**Work item**
Below are the records; copy each line in which "icon" can be found.

**Exercise material**
▬▬▬

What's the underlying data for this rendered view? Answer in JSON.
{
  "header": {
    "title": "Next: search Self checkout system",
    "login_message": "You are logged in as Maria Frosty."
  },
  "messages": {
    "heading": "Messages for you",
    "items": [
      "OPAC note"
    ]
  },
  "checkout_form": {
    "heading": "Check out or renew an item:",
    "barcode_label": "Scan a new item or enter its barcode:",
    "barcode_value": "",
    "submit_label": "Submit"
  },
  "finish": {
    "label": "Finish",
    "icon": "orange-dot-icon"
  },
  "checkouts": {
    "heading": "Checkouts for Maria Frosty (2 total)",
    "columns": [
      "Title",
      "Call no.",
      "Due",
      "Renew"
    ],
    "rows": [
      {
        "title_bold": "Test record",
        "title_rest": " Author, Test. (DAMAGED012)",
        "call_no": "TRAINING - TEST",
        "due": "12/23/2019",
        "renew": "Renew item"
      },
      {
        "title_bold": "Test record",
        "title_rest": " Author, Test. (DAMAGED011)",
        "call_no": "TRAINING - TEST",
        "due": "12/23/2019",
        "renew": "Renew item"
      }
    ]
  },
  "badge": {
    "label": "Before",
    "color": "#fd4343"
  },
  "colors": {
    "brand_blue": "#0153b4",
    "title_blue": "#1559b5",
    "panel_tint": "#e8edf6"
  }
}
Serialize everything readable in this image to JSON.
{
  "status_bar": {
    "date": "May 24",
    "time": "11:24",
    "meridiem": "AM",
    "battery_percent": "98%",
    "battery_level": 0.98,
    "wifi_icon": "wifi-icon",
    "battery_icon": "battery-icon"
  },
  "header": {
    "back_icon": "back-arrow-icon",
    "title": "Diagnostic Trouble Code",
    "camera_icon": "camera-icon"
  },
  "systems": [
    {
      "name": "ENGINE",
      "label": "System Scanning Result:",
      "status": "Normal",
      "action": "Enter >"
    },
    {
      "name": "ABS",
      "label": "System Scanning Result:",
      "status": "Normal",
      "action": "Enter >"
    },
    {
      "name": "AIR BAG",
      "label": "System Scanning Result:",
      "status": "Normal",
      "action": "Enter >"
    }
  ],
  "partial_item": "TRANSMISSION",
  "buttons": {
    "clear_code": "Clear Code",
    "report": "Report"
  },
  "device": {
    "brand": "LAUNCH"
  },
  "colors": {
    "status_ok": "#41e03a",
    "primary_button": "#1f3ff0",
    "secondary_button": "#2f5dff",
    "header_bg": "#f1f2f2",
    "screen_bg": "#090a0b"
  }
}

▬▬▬

**Solution to the problem**
    "icon": "orange-dot-icon"
    "wifi_icon": "wifi-icon",
    "battery_icon": "battery-icon"
    "back_icon": "back-arrow-icon",
    "camera_icon": "camera-icon"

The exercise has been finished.